Response to Original message
8. PM me...I teach 7th social studies and know what you speak of
I can give you some pointers and material to be interactive and help with the behavior.

Printer Friendly | Permalink |  | Top
 
masmdu Donating Member (1000+ posts) Send PM | Profile | Ignore Wed Oct-11-06 07:45 AM
Response to Original message
9. Thanks...I have just resigned...and it feels like the right move
Now on to things I enjoy doing.

Thanks for the feedback, it helped.
Printer Friendly | Permalink |  | Top
 
zanne Donating Member (1000+ posts) Send PM | Profile | Ignore Wed Oct-11-06 07:50 AM
Response to Original message
10. I taught Junior High for six years...
I also hated it, but I kept expecting it to get miraculously better somehow. I thought that with experience, a different attitude and good teachers to guide me, I'd settle right in. When I look back, I'm very proud of myself for lasting six years. I'm sorry if this isn't what you want to hear, but I'd advise you to leave the profession before it breaks your heart.
Printer Friendly | Permalink |  | Top
 
livetohike Donating Member (1000+ posts) Send PM | Profile | Ignore Wed Oct-11-06 08:28 AM
Response to Original message
14. Do yourself and the kids a favor and quit now
You either love the process of teaching or you don't. You need some basic courses in teaching and child psychology. It is not on the job training. You have to establish classroom management on the first day or you will struggle with discipline problems all year long. There are techniques for this and it doesn't happen by osmosis.

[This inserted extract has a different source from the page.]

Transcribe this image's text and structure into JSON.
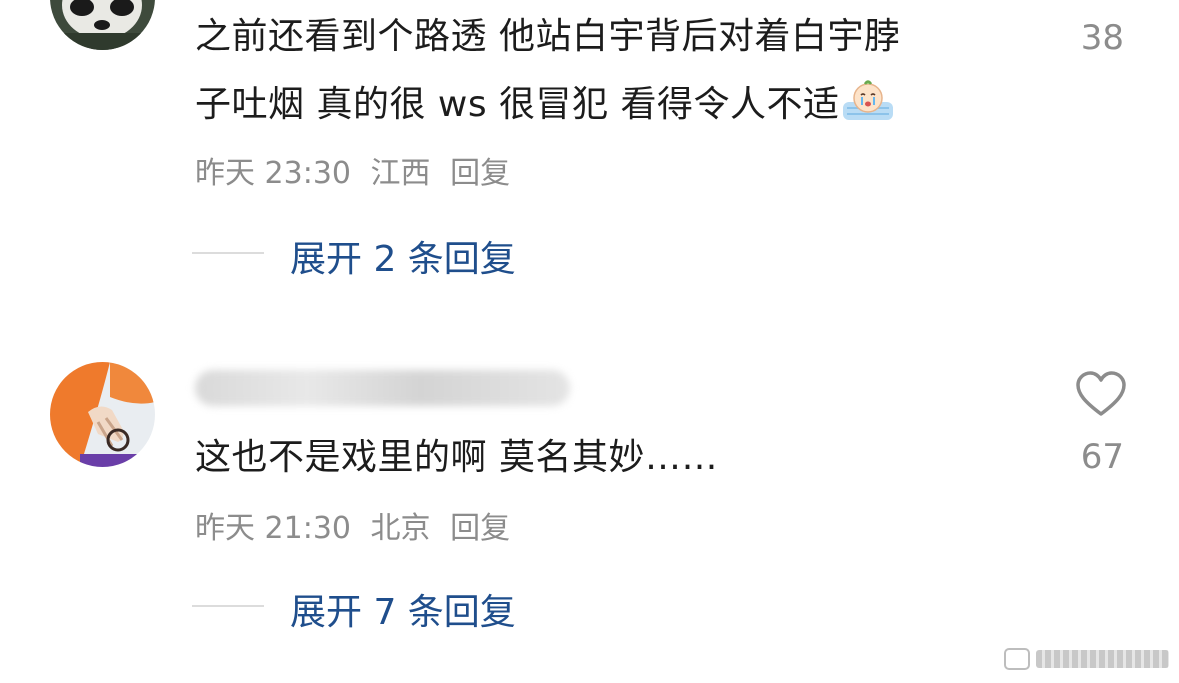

I left teaching after nine years when I realized I was starting to fall into the category of not loving it anymore. Sadly, I worked with many teachers over the years who should have retired/quit years before.

Printer Friendly | Permalink |  | Top
 
DU AdBot (1000+ posts) Click to send private message to this author Click to view 
this author's profile Click to add 
this author to your buddy list Click to add 
this author to your Ignore list Thu Aug 21st 2014, 03:06 PM
Response to Original message
Advertisements [?]
 Top

Home » Discuss » The DU Lounge Donate to DU

Powered by DCForum+ Version 1.1 Copyright 1997-2002 DCScripts.com
Software has been extensively modified by the DU administrators


Important Notices: By participating on this discussion board, visitors agree to abide by the rules outlined on our Rules page. Messages posted on the Democratic Underground Discussion Forums are the opinions of the individuals who post them, and do not necessarily represent the opinions of Democratic Underground, LLC.

Home  |  Discussion Forums  |  Journals |  Store  |  Donate

About DU  |  Contact Us  |  Privacy Policy

Got a message for Democratic Underground? Click here to send us a message.

© 2001 - 2011 Democratic Underground, LLC